*EXERCISE INPUTS:*
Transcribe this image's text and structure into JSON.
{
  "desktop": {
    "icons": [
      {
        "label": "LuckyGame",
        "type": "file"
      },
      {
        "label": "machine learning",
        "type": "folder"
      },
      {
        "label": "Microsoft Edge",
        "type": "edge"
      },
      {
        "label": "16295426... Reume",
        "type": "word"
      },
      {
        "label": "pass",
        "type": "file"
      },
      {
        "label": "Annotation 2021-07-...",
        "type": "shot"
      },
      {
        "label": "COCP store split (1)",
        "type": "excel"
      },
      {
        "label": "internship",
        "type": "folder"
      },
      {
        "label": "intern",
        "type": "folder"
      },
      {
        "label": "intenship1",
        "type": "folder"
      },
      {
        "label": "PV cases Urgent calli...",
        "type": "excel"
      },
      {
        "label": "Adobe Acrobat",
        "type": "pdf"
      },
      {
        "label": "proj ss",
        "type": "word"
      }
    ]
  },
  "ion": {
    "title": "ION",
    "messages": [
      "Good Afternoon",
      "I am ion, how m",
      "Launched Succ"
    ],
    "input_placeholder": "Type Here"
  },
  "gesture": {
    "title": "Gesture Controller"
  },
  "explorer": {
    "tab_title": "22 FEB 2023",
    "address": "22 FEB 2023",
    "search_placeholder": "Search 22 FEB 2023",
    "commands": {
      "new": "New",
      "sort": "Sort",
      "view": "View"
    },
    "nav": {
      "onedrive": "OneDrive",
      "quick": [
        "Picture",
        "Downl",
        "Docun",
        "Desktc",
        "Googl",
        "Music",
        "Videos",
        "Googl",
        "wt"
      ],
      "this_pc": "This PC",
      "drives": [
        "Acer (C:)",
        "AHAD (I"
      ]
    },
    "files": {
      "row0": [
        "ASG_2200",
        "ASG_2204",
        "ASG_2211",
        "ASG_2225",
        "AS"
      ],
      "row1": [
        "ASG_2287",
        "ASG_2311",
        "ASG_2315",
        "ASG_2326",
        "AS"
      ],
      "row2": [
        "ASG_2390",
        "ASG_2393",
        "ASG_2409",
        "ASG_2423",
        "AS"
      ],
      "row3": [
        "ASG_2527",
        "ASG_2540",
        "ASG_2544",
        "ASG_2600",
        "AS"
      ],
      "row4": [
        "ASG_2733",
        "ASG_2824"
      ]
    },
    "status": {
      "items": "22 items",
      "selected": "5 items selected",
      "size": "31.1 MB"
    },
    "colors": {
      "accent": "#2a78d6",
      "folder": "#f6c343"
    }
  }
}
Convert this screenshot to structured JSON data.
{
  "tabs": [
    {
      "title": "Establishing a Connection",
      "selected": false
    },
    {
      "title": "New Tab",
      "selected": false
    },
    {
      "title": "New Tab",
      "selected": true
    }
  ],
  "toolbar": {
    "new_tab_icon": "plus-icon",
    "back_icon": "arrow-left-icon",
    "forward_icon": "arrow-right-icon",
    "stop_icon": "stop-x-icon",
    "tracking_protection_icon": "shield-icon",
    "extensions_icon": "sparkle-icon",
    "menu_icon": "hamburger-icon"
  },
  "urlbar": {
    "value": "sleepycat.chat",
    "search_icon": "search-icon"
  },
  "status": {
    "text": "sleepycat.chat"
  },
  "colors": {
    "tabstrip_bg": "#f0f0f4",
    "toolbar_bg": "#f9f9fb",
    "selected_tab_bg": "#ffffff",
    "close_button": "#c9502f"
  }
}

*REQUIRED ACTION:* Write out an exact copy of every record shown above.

*EXPECTED ANSWER:*
Transcribe this image's text and structure into JSON.
{
  "desktop": {
    "icons": [
      {
        "label": "LuckyGame",
        "type": "file"
      },
      {
        "label": "machine learning",
        "type": "folder"
      },
      {
        "label": "Microsoft Edge",
        "type": "edge"
      },
      {
        "label": "16295426... Reume",
        "type": "word"
      },
      {
        "label": "pass",
        "type": "file"
      },
      {
        "label": "Annotation 2021-07-...",
        "type": "shot"
      },
      {
        "label": "COCP store split (1)",
        "type": "excel"
      },
      {
        "label": "internship",
        "type": "folder"
      },
      {
        "label": "intern",
        "type": "folder"
      },
      {
        "label": "intenship1",
        "type": "folder"
      },
      {
        "label": "PV cases Urgent calli...",
        "type": "excel"
      },
      {
        "label": "Adobe Acrobat",
        "type": "pdf"
      },
      {
        "label": "proj ss",
        "type": "word"
      }
    ]
  },
  "ion": {
    "title": "ION",
    "messages": [
      "Good Afternoon",
      "I am ion, how m",
      "Launched Succ"
    ],
    "input_placeholder": "Type Here"
  },
  "gesture": {
    "title": "Gesture Controller"
  },
  "explorer": {
    "tab_title": "22 FEB 2023",
    "address": "22 FEB 2023",
    "search_placeholder": "Search 22 FEB 2023",
    "commands": {
      "new": "New",
      "sort": "Sort",
      "view": "View"
    },
    "nav": {
      "onedrive": "OneDrive",
      "quick": [
        "Picture",
        "Downl",
        "Docun",
        "Desktc",
        "Googl",
        "Music",
        "Videos",
        "Googl",
        "wt"
      ],
      "this_pc": "This PC",
      "drives": [
        "Acer (C:)",
        "AHAD (I"
      ]
    },
    "files": {
      "row0": [
        "ASG_2200",
        "ASG_2204",
        "ASG_2211",
        "ASG_2225",
        "AS"
      ],
      "row1": [
        "ASG_2287",
        "ASG_2311",
        "ASG_2315",
        "ASG_2326",
        "AS"
      ],
      "row2": [
        "ASG_2390",
        "ASG_2393",
        "ASG_2409",
        "ASG_2423",
        "AS"
      ],
      "row3": [
        "ASG_2527",
        "ASG_2540",
        "ASG_2544",
        "ASG_2600",
        "AS"
      ],
      "row4": [
        "ASG_2733",
        "ASG_2824"
      ]
    },
    "status": {
      "items": "22 items",
      "selected": "5 items selected",
      "size": "31.1 MB"
    },
    "colors": {
      "accent": "#2a78d6",
      "folder": "#f6c343"
    }
  }
}
Convert this screenshot to structured JSON data.
{
  "tabs": [
    {
      "title": "Establishing a Connection",
      "selected": false
    },
    {
      "title": "New Tab",
      "selected": false
    },
    {
      "title": "New Tab",
      "selected": true
    }
  ],
  "toolbar": {
    "new_tab_icon": "plus-icon",
    "back_icon": "arrow-left-icon",
    "forward_icon": "arrow-right-icon",
    "stop_icon": "stop-x-icon",
    "tracking_protection_icon": "shield-icon",
    "extensions_icon": "sparkle-icon",
    "menu_icon": "hamburger-icon"
  },
  "urlbar": {
    "value": "sleepycat.chat",
    "search_icon": "search-icon"
  },
  "status": {
    "text": "sleepycat.chat"
  },
  "colors": {
    "tabstrip_bg": "#f0f0f4",
    "toolbar_bg": "#f9f9fb",
    "selected_tab_bg": "#ffffff",
    "close_button": "#c9502f"
  }
}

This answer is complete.